#### [Assigned task]
Scan each line of the records for the word "Adapter" and extract the ones that have it.

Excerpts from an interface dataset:
---

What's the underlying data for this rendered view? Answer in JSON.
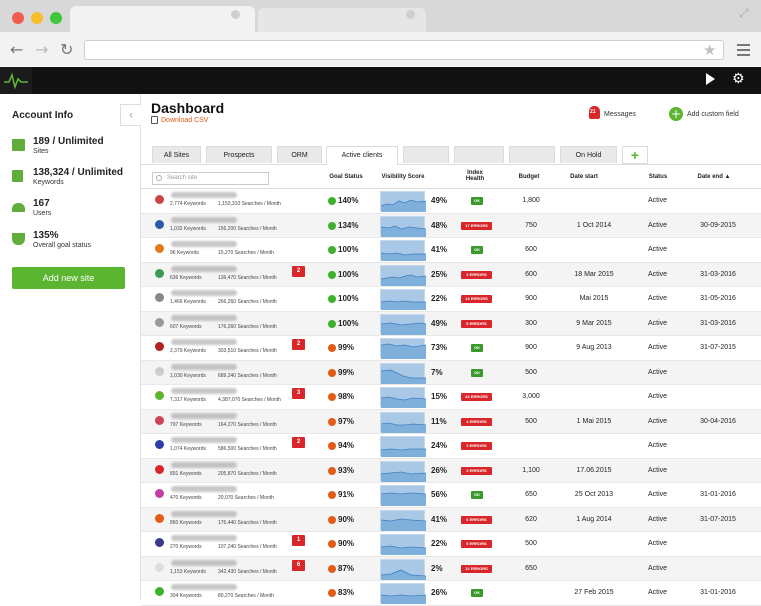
{
  "colors": {
    "accent_green": "#5cb531",
    "error_red": "#d8262a",
    "link_orange": "#e35b14",
    "ok_green": "#3c9a2c"
  },
  "sidebar": {
    "heading": "Account Info",
    "stats": [
      {
        "icon": "grid-icon",
        "value": "189 / Unlimited",
        "label": "Sites"
      },
      {
        "icon": "list-icon",
        "value": "138,324 / Unlimited",
        "label": "Keywords"
      },
      {
        "icon": "users-icon",
        "value": "167",
        "label": "Users"
      },
      {
        "icon": "trophy-icon",
        "value": "135%",
        "label": "Overall goal status"
      }
    ],
    "add_site_label": "Add new site"
  },
  "header": {
    "title": "Dashboard",
    "download_label": "Download CSV",
    "messages_label": "Messages",
    "messages_count": "21",
    "add_field_label": "Add custom field"
  },
  "tabs": [
    "All Sites",
    "Prospects",
    "ORM",
    "Active clients",
    "",
    "",
    "",
    "On Hold"
  ],
  "active_tab": 3,
  "search": {
    "placeholder": "Search site"
  },
  "columns": {
    "goal": "Goal Status",
    "visibility": "Visibility Score",
    "index": "Index Health",
    "budget": "Budget",
    "date_start": "Date start",
    "status": "Status",
    "date_end": "Date end ▲"
  },
  "rows": [
    {
      "kw": "2,774 Keywords",
      "searches": "1,153,310 Searches / Month",
      "note": "",
      "goal": "140%",
      "goal_color": "#3cb12b",
      "vis": "49%",
      "index": "OK",
      "budget": "1,800",
      "date_start": "",
      "status": "Active",
      "date_end": "",
      "fav": "#c44"
    },
    {
      "kw": "1,032 Keywords",
      "searches": "156,200 Searches / Month",
      "note": "",
      "goal": "134%",
      "goal_color": "#3cb12b",
      "vis": "48%",
      "index": "17 ERRORS",
      "budget": "750",
      "date_start": "1 Oct 2014",
      "status": "Active",
      "date_end": "30-09-2015",
      "fav": "#2d5aa8"
    },
    {
      "kw": "96 Keywords",
      "searches": "15,270 Searches / Month",
      "note": "",
      "goal": "100%",
      "goal_color": "#3cb12b",
      "vis": "41%",
      "index": "OK",
      "budget": "600",
      "date_start": "",
      "status": "Active",
      "date_end": "",
      "fav": "#e07a1a"
    },
    {
      "kw": "636 Keywords",
      "searches": "136,470 Searches / Month",
      "note": "2",
      "goal": "100%",
      "goal_color": "#3cb12b",
      "vis": "25%",
      "index": "3 ERRORS",
      "budget": "600",
      "date_start": "18 Mar 2015",
      "status": "Active",
      "date_end": "31-03-2016",
      "fav": "#3a9a56"
    },
    {
      "kw": "1,466 Keywords",
      "searches": "266,260 Searches / Month",
      "note": "",
      "goal": "100%",
      "goal_color": "#3cb12b",
      "vis": "22%",
      "index": "14 ERRORS",
      "budget": "900",
      "date_start": "Mai 2015",
      "status": "Active",
      "date_end": "31-05-2016",
      "fav": "#888"
    },
    {
      "kw": "607 Keywords",
      "searches": "176,260 Searches / Month",
      "note": "",
      "goal": "100%",
      "goal_color": "#3cb12b",
      "vis": "49%",
      "index": "5 ERRORS",
      "budget": "300",
      "date_start": "9 Mar 2015",
      "status": "Active",
      "date_end": "31-03-2016",
      "fav": "#999"
    },
    {
      "kw": "2,379 Keywords",
      "searches": "303,510 Searches / Month",
      "note": "2",
      "goal": "99%",
      "goal_color": "#e35b14",
      "vis": "73%",
      "index": "OK",
      "budget": "900",
      "date_start": "9 Aug 2013",
      "status": "Active",
      "date_end": "31-07-2015",
      "fav": "#b32222"
    },
    {
      "kw": "1,030 Keywords",
      "searches": "689,240 Searches / Month",
      "note": "",
      "goal": "99%",
      "goal_color": "#e35b14",
      "vis": "7%",
      "index": "OK",
      "budget": "500",
      "date_start": "",
      "status": "Active",
      "date_end": "",
      "fav": "#ccc"
    },
    {
      "kw": "7,317 Keywords",
      "searches": "4,387,070 Searches / Month",
      "note": "3",
      "goal": "98%",
      "goal_color": "#e35b14",
      "vis": "15%",
      "index": "34 ERRORS",
      "budget": "3,000",
      "date_start": "",
      "status": "Active",
      "date_end": "",
      "fav": "#5cb531"
    },
    {
      "kw": "797 Keywords",
      "searches": "164,270 Searches / Month",
      "note": "",
      "goal": "97%",
      "goal_color": "#e35b14",
      "vis": "11%",
      "index": "4 ERRORS",
      "budget": "500",
      "date_start": "1 Mai 2015",
      "status": "Active",
      "date_end": "30-04-2016",
      "fav": "#c45"
    },
    {
      "kw": "1,074 Keywords",
      "searches": "586,500 Searches / Month",
      "note": "2",
      "goal": "94%",
      "goal_color": "#e35b14",
      "vis": "24%",
      "index": "2 ERRORS",
      "budget": "",
      "date_start": "",
      "status": "Active",
      "date_end": "",
      "fav": "#2b3fa8"
    },
    {
      "kw": "891 Keywords",
      "searches": "205,870 Searches / Month",
      "note": "",
      "goal": "93%",
      "goal_color": "#e35b14",
      "vis": "26%",
      "index": "3 ERRORS",
      "budget": "1,100",
      "date_start": "17.06.2015",
      "status": "Active",
      "date_end": "",
      "fav": "#d8262a"
    },
    {
      "kw": "470 Keywords",
      "searches": "20,070 Searches / Month",
      "note": "",
      "goal": "91%",
      "goal_color": "#e35b14",
      "vis": "56%",
      "index": "OK",
      "budget": "650",
      "date_start": "25 Oct 2013",
      "status": "Active",
      "date_end": "31-01-2016",
      "fav": "#c03fa0"
    },
    {
      "kw": "860 Keywords",
      "searches": "176,440 Searches / Month",
      "note": "",
      "goal": "90%",
      "goal_color": "#e35b14",
      "vis": "41%",
      "index": "6 ERRORS",
      "budget": "620",
      "date_start": "1 Aug 2014",
      "status": "Active",
      "date_end": "31-07-2015",
      "fav": "#e35b14"
    },
    {
      "kw": "270 Keywords",
      "searches": "107,240 Searches / Month",
      "note": "1",
      "goal": "90%",
      "goal_color": "#e35b14",
      "vis": "22%",
      "index": "5 ERRORS",
      "budget": "500",
      "date_start": "",
      "status": "Active",
      "date_end": "",
      "fav": "#3a3a8a"
    },
    {
      "kw": "1,153 Keywords",
      "searches": "342,430 Searches / Month",
      "note": "6",
      "goal": "87%",
      "goal_color": "#e35b14",
      "vis": "2%",
      "index": "12 ERRORS",
      "budget": "650",
      "date_start": "",
      "status": "Active",
      "date_end": "",
      "fav": "#ddd"
    },
    {
      "kw": "304 Keywords",
      "searches": "80,270 Searches / Month",
      "note": "",
      "goal": "83%",
      "goal_color": "#e35b14",
      "vis": "26%",
      "index": "OK",
      "budget": "",
      "date_start": "27 Feb 2015",
      "status": "Active",
      "date_end": "31-01-2016",
      "fav": "#3cb12b"
    }
  ]
}
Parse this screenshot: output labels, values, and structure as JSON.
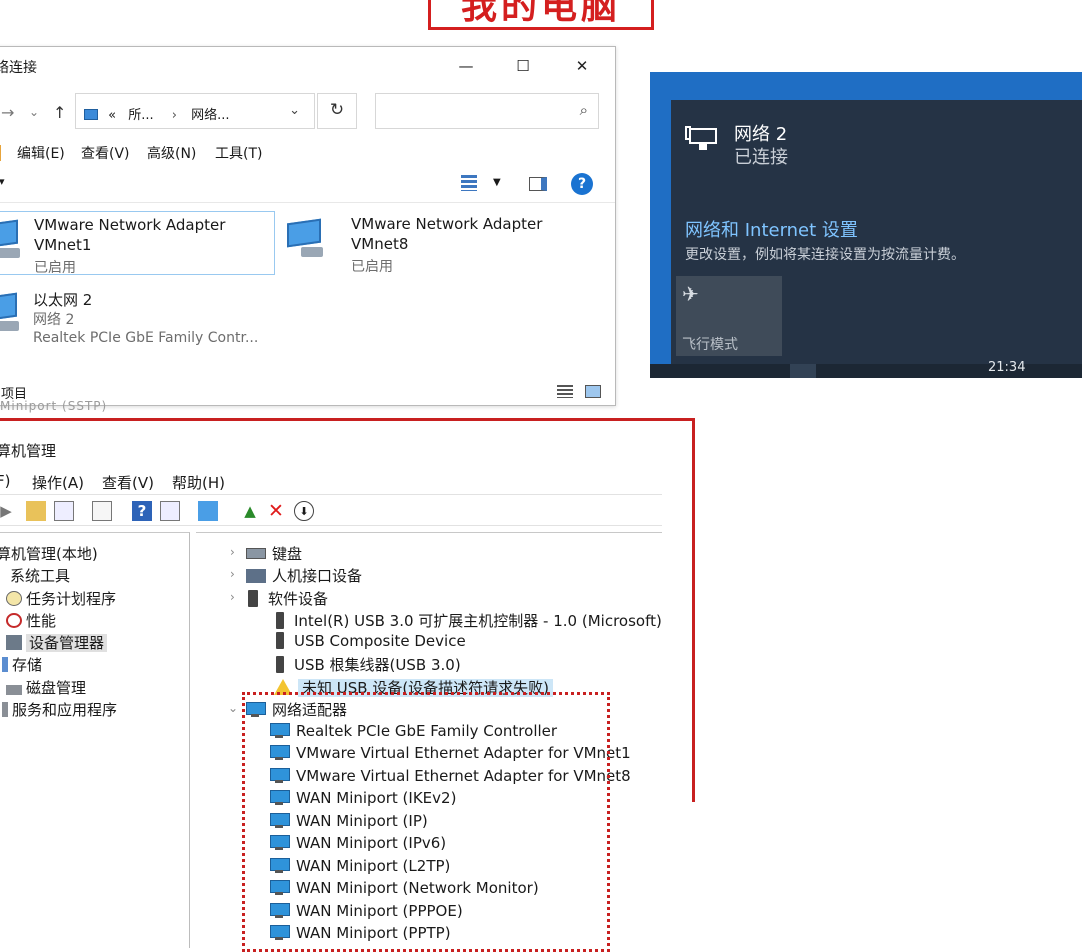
{
  "banner": {
    "text": "我的电脑"
  },
  "explorer": {
    "title": "络连接",
    "window_buttons": [
      "—",
      "☐",
      "✕"
    ],
    "address_parts": [
      "«",
      "所...",
      "›",
      "网络..."
    ],
    "menu": [
      "编辑(E)",
      "查看(V)",
      "高级(N)",
      "工具(T)"
    ],
    "items": [
      {
        "name": "VMware Network Adapter",
        "sub": "VMnet1",
        "state": "已启用"
      },
      {
        "name": "VMware Network Adapter",
        "sub": "VMnet8",
        "state": "已启用"
      },
      {
        "name": "以太网 2",
        "sub": "网络 2",
        "state": "Realtek PCIe GbE Family Contr..."
      }
    ],
    "status": "项目"
  },
  "flyout": {
    "network_name": "网络 2",
    "network_state": "已连接",
    "settings_link": "网络和 Internet 设置",
    "settings_desc": "更改设置，例如将某连接设置为按流量计费。",
    "airplane_label": "飞行模式",
    "clock": "21:34"
  },
  "ghost_text": "Miniport (SSTP)",
  "computer_management": {
    "title": "算机管理",
    "menu": [
      "F)",
      "操作(A)",
      "查看(V)",
      "帮助(H)"
    ],
    "tree": [
      "算机管理(本地)",
      "系统工具",
      "任务计划程序",
      "性能",
      "设备管理器",
      "存储",
      "磁盘管理",
      "服务和应用程序"
    ],
    "devices": {
      "categories": [
        "键盘",
        "人机接口设备",
        "软件设备"
      ],
      "usb": [
        "Intel(R) USB 3.0 可扩展主机控制器 - 1.0 (Microsoft)",
        "USB Composite Device",
        "USB 根集线器(USB 3.0)"
      ],
      "usb_warning": "未知 USB 设备(设备描述符请求失败)",
      "network_category": "网络适配器",
      "network": [
        "Realtek PCIe GbE Family Controller",
        "VMware Virtual Ethernet Adapter for VMnet1",
        "VMware Virtual Ethernet Adapter for VMnet8",
        "WAN Miniport (IKEv2)",
        "WAN Miniport (IP)",
        "WAN Miniport (IPv6)",
        "WAN Miniport (L2TP)",
        "WAN Miniport (Network Monitor)",
        "WAN Miniport (PPPOE)",
        "WAN Miniport (PPTP)"
      ]
    }
  },
  "colors": {
    "annotation_red": "#c82020",
    "flyout_panel": "#253345",
    "flyout_link": "#7fc4ff",
    "desktop_blue": "#1f6ec4"
  }
}
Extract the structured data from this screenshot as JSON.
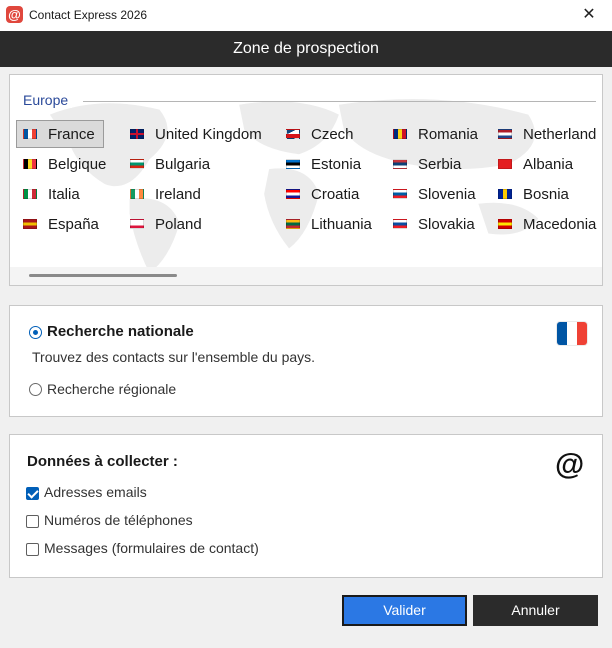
{
  "window": {
    "title": "Contact Express 2026",
    "icon_glyph": "@",
    "close_glyph": "✕"
  },
  "header": {
    "title": "Zone de prospection"
  },
  "countries": {
    "region_label": "Europe",
    "items": [
      {
        "label": "France",
        "selected": true,
        "flag": [
          "#0055a4",
          "#ffffff",
          "#ef4135"
        ],
        "dir": "v"
      },
      {
        "label": "United Kingdom",
        "selected": false,
        "flag": [
          "#012169",
          "#ffffff",
          "#c8102e"
        ],
        "dir": "uk"
      },
      {
        "label": "Czech",
        "selected": false,
        "flag": [
          "#ffffff",
          "#d7141a",
          "#11457e"
        ],
        "dir": "cz"
      },
      {
        "label": "Romania",
        "selected": false,
        "flag": [
          "#002b7f",
          "#fcd116",
          "#ce1126"
        ],
        "dir": "v"
      },
      {
        "label": "Netherland",
        "selected": false,
        "flag": [
          "#ae1c28",
          "#ffffff",
          "#21468b"
        ],
        "dir": "h"
      },
      {
        "label": "Belgique",
        "selected": false,
        "flag": [
          "#000000",
          "#fdda24",
          "#ef3340"
        ],
        "dir": "v"
      },
      {
        "label": "Bulgaria",
        "selected": false,
        "flag": [
          "#ffffff",
          "#00966e",
          "#d62612"
        ],
        "dir": "h"
      },
      {
        "label": "Estonia",
        "selected": false,
        "flag": [
          "#0072ce",
          "#000000",
          "#ffffff"
        ],
        "dir": "h"
      },
      {
        "label": "Serbia",
        "selected": false,
        "flag": [
          "#c6363c",
          "#0c4076",
          "#ffffff"
        ],
        "dir": "h"
      },
      {
        "label": "Albania",
        "selected": false,
        "flag": [
          "#e41e20",
          "#e41e20",
          "#e41e20"
        ],
        "dir": "h"
      },
      {
        "label": "Italia",
        "selected": false,
        "flag": [
          "#009246",
          "#ffffff",
          "#ce2b37"
        ],
        "dir": "v"
      },
      {
        "label": "Ireland",
        "selected": false,
        "flag": [
          "#169b62",
          "#ffffff",
          "#ff883e"
        ],
        "dir": "v"
      },
      {
        "label": "Croatia",
        "selected": false,
        "flag": [
          "#ff0000",
          "#ffffff",
          "#171796"
        ],
        "dir": "h"
      },
      {
        "label": "Slovenia",
        "selected": false,
        "flag": [
          "#ffffff",
          "#005da4",
          "#ed1c24"
        ],
        "dir": "h"
      },
      {
        "label": "Bosnia",
        "selected": false,
        "flag": [
          "#002395",
          "#fecb00",
          "#002395"
        ],
        "dir": "v"
      },
      {
        "label": "España",
        "selected": false,
        "flag": [
          "#aa151b",
          "#f1bf00",
          "#aa151b"
        ],
        "dir": "h"
      },
      {
        "label": "Poland",
        "selected": false,
        "flag": [
          "#ffffff",
          "#ffffff",
          "#dc143c"
        ],
        "dir": "h"
      },
      {
        "label": "Lithuania",
        "selected": false,
        "flag": [
          "#fdb913",
          "#006a44",
          "#c1272d"
        ],
        "dir": "h"
      },
      {
        "label": "Slovakia",
        "selected": false,
        "flag": [
          "#ffffff",
          "#0b4ea2",
          "#ee1c25"
        ],
        "dir": "h"
      },
      {
        "label": "Macedonia",
        "selected": false,
        "flag": [
          "#d20000",
          "#ffe600",
          "#d20000"
        ],
        "dir": "h"
      }
    ]
  },
  "search": {
    "national_label": "Recherche nationale",
    "national_desc": "Trouvez des contacts sur l'ensemble du pays.",
    "regional_label": "Recherche régionale",
    "national_selected": true,
    "flag_colors": [
      "#0055a4",
      "#ffffff",
      "#ef4135"
    ]
  },
  "data_collect": {
    "title": "Données à collecter :",
    "icon_glyph": "@",
    "options": [
      {
        "label": "Adresses emails",
        "checked": true
      },
      {
        "label": "Numéros de téléphones",
        "checked": false
      },
      {
        "label": "Messages (formulaires de contact)",
        "checked": false
      }
    ]
  },
  "buttons": {
    "validate_label": "Valider",
    "cancel_label": "Annuler"
  },
  "colors": {
    "accent": "#2b78e4",
    "header_bg": "#2b2b2b",
    "region_label": "#2b4a9a"
  }
}
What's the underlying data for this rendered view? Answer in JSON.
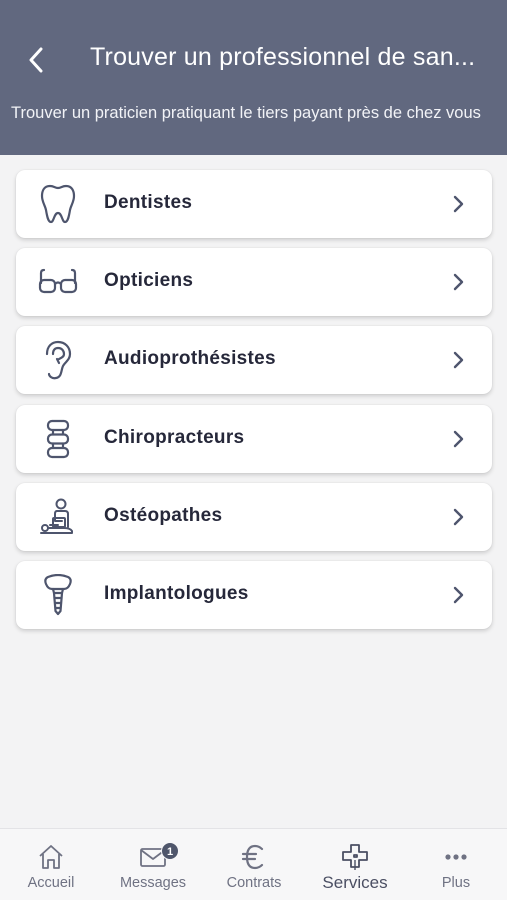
{
  "header": {
    "title": "Trouver un professionnel de san...",
    "subtitle": "Trouver un praticien pratiquant le tiers payant près de chez vous",
    "background": "#61687f"
  },
  "categories": [
    {
      "label": "Dentistes",
      "icon": "tooth-icon"
    },
    {
      "label": "Opticiens",
      "icon": "glasses-icon"
    },
    {
      "label": "Audioprothésistes",
      "icon": "ear-icon"
    },
    {
      "label": "Chiropracteurs",
      "icon": "spine-icon"
    },
    {
      "label": "Ostéopathes",
      "icon": "osteopath-icon"
    },
    {
      "label": "Implantologues",
      "icon": "implant-icon"
    }
  ],
  "tabs": [
    {
      "label": "Accueil",
      "icon": "home-icon"
    },
    {
      "label": "Messages",
      "icon": "mail-icon",
      "badge": "1"
    },
    {
      "label": "Contrats",
      "icon": "euro-icon"
    },
    {
      "label": "Services",
      "icon": "medical-cross-icon",
      "active": true
    },
    {
      "label": "Plus",
      "icon": "more-icon"
    }
  ]
}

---

#### [Reply to the task]
        "name": "VMware Network Adapter",
        "name": "VMware Network Adapter",
        "VMware Virtual Ethernet Adapter for VMnet1",
        "VMware Virtual Ethernet Adapter for VMnet8",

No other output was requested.